:: EXERCISE REQUIREMENTS ::
Retype all of the entries that appear below, keeping them exactly as they are.

:: INFORMATION SUPPLIED ::
══════
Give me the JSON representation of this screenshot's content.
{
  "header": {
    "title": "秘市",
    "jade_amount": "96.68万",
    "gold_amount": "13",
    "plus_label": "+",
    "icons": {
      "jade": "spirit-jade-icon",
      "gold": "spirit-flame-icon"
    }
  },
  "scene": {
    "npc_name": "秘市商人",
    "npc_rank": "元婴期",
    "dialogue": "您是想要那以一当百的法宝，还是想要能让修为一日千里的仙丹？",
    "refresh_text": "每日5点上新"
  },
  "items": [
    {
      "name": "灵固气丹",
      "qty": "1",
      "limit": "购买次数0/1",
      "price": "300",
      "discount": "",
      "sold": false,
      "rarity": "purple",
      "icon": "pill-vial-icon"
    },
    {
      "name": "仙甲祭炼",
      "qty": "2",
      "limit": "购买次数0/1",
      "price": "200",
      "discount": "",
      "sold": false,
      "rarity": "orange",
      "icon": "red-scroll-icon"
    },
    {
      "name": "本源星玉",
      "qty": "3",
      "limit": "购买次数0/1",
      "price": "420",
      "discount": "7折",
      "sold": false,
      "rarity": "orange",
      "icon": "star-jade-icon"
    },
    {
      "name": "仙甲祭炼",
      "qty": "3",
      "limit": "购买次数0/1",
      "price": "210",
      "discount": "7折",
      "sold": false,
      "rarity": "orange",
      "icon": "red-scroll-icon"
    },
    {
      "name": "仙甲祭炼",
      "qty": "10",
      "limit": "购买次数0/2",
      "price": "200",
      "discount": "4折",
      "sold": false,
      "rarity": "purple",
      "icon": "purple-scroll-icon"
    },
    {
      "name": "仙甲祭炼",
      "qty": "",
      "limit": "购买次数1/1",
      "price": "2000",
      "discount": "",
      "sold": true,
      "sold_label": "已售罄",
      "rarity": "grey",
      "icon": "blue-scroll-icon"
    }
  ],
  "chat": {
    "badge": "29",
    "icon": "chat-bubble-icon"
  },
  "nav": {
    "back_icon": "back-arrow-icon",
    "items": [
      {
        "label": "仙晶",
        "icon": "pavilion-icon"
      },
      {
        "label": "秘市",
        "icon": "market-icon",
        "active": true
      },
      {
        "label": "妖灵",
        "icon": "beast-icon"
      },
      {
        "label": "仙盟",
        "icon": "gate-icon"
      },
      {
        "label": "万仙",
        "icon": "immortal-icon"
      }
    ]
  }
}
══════
:: SOLUTION ::
Give me the JSON representation of this screenshot's content.
{
  "header": {
    "title": "秘市",
    "jade_amount": "96.68万",
    "gold_amount": "13",
    "plus_label": "+",
    "icons": {
      "jade": "spirit-jade-icon",
      "gold": "spirit-flame-icon"
    }
  },
  "scene": {
    "npc_name": "秘市商人",
    "npc_rank": "元婴期",
    "dialogue": "您是想要那以一当百的法宝，还是想要能让修为一日千里的仙丹？",
    "refresh_text": "每日5点上新"
  },
  "items": [
    {
      "name": "灵固气丹",
      "qty": "1",
      "limit": "购买次数0/1",
      "price": "300",
      "discount": "",
      "sold": false,
      "rarity": "purple",
      "icon": "pill-vial-icon"
    },
    {
      "name": "仙甲祭炼",
      "qty": "2",
      "limit": "购买次数0/1",
      "price": "200",
      "discount": "",
      "sold": false,
      "rarity": "orange",
      "icon": "red-scroll-icon"
    },
    {
      "name": "本源星玉",
      "qty": "3",
      "limit": "购买次数0/1",
      "price": "420",
      "discount": "7折",
      "sold": false,
      "rarity": "orange",
      "icon": "star-jade-icon"
    },
    {
      "name": "仙甲祭炼",
      "qty": "3",
      "limit": "购买次数0/1",
      "price": "210",
      "discount": "7折",
      "sold": false,
      "rarity": "orange",
      "icon": "red-scroll-icon"
    },
    {
      "name": "仙甲祭炼",
      "qty": "10",
      "limit": "购买次数0/2",
      "price": "200",
      "discount": "4折",
      "sold": false,
      "rarity": "purple",
      "icon": "purple-scroll-icon"
    },
    {
      "name": "仙甲祭炼",
      "qty": "",
      "limit": "购买次数1/1",
      "price": "2000",
      "discount": "",
      "sold": true,
      "sold_label": "已售罄",
      "rarity": "grey",
      "icon": "blue-scroll-icon"
    }
  ],
  "chat": {
    "badge": "29",
    "icon": "chat-bubble-icon"
  },
  "nav": {
    "back_icon": "back-arrow-icon",
    "items": [
      {
        "label": "仙晶",
        "icon": "pavilion-icon"
      },
      {
        "label": "秘市",
        "icon": "market-icon",
        "active": true
      },
      {
        "label": "妖灵",
        "icon": "beast-icon"
      },
      {
        "label": "仙盟",
        "icon": "gate-icon"
      },
      {
        "label": "万仙",
        "icon": "immortal-icon"
      }
    ]
  }
}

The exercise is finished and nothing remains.